Accessibility. As the Cowboys prepared for that divisional playoff against the Panthers, their Valley Ranch headquarters looked like something out of Hard Copy. Minicam-toting reporters chased players to their cars, trying to get sound bites about allegations—later proved false—of sexual improprieties involving Irvin and tackle Erik Williams. Last week, as Jones plotted a lower-profile 1997, you could hear a dumbbell drop.
Coaches and most front-office executives were behind their desks, off-limits to the press because of an off-season gag order that Jones imposed this winter. A new media workroom was being constructed far from the old one, which was conveniently located next to the locker room. Reporters will no longer be able to sidle up to players four or five times a day and won't be allowed to interview players in the parking lot, either. "This is not an excuse for our season," says Johnston, "but this team has gotten so big, and last year the events surrounding our team were so newsworthy, that it became hard to concentrate on football. We had to do something."
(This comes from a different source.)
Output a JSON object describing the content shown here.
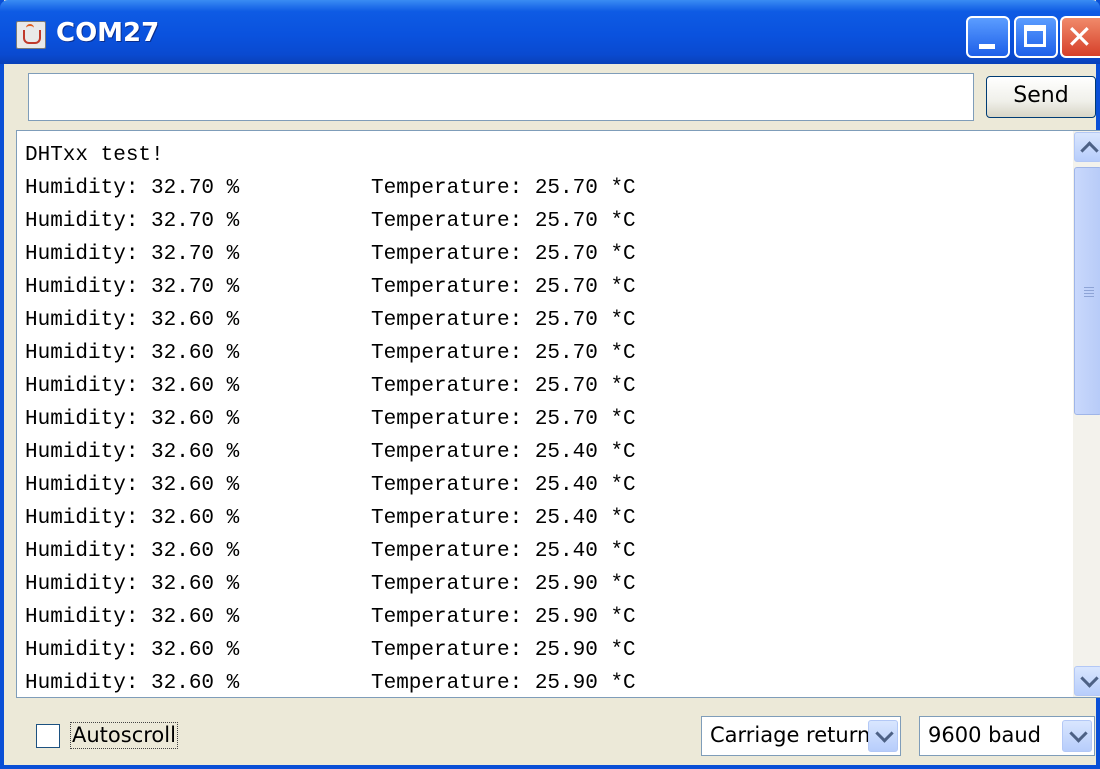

Free-agent land mines. Those three free-agent regulars are already gone, and three other big contributors might still leave: Free safety Brock Marion is close to signing with the Baltimore Ravens, and linebacker Darrin Smith and wideout Kevin Williams are shopping around. But the two free agents Dallas re-signed, Johnston and linebacker-defensive end Broderick Thomas, are vital.
On March 18, Thomas was sitting in the office of Ravens vice president of player personnel Ozzie Newsome. Baltimore was prepared to give Thomas the three-year, $7.5 million deal he was seeking. "I even shook hands with [Ravens owner] Art Modell on it," Thomas says. "I was 30 seconds from signing." Then the phone rang. It was Jones. He told Thomas the Cowboys wanted him back badly, and that he would send his plane to pick up Thomas. Six days later Thomas re-signed with Dallas for less money in 1997 than he was promised by Baltimore. "I've made big money in my career," says Thomas, the sixth overall pick in the 1989 draft, who had stints with the Tampa Bay Buccaneers, the Detroit Lions and the Minnesota Vikings before signing a one-year deal with the Cowboys in 1996. "And I've been unhappy. Winning makes me tick."
The Hill factor. Calvin helped found the first drug program run by an NFL team, the Inner Circle, with the Cleveland Browns in the late '70s, and as a vice president of the Baltimore Orioles from 1988 to '93 he was responsible for minority hiring. Janet is a Washington attorney who has also specialized in minority hiring. The best example of the Hills' work with athletes is their son, Grant, the Detroit Pistons' All-Star forward, who has a reputation as clean as any in pro sports.
No stranger to trouble, having twice been arrested on gun charges during his pre-Dallas days, Thomas welcomes what the Hills bring to the organization. "Calvin's not going to be a cop," he says. "I think guys will look at his wisdom and his class and listen to him. It'll be like having a second father around."
According to Jones, the Hills will have the same authority as the Cowboys' marketing, stadium and public-relations chiefs, reporting to him but making many decisions themselves. "Hopefully, when we look back in two or three years, we'll see that this was a sound way to handle a crisis situation," Jones says.
Emmitt's attitude. A back doesn't ascend to 12th place on the NFL career rushing list in seven years by being a slacker, but since having bone spurs removed from his right ankle on Jan. 15, Smith has been working out with unusual fervor. One day in early March, Aikman got word that Smith, never one to beat the sun up, was getting to the weight room four mornings a week at 5:30. Aikman had to see it to believe it, so the next day he arrived at Valley Ranch at 5:40. "I walked into the weight room," Aikman recalls, "and there he was. I just shook my head. He said, 'You s.o.b. You tried checking on me, didn't you?" "
Smith, friends say, wants to prove his career has not taken a downturn after a pedestrian 1996, when he was nagged by shoulder and ankle injuries. He gained 1,204 yards, but his 3.7-yard average was his lowest ever.
There are still potholes ahead for the Cowboys as they try to make their way back to the Super Bowl. One wheel could come off as a result of the power play Sanders pulled on them. After Dallas signed Sanders to a seven-year, $35 million deal in '95, the club assumed that football would be his priority for the rest of his career. But the Cowboys failed to include language in the contract that mandated Sanders's availability for every one of their games. Thus the team had no recourse after he signed with the Cincinnati Reds on Jan. 30.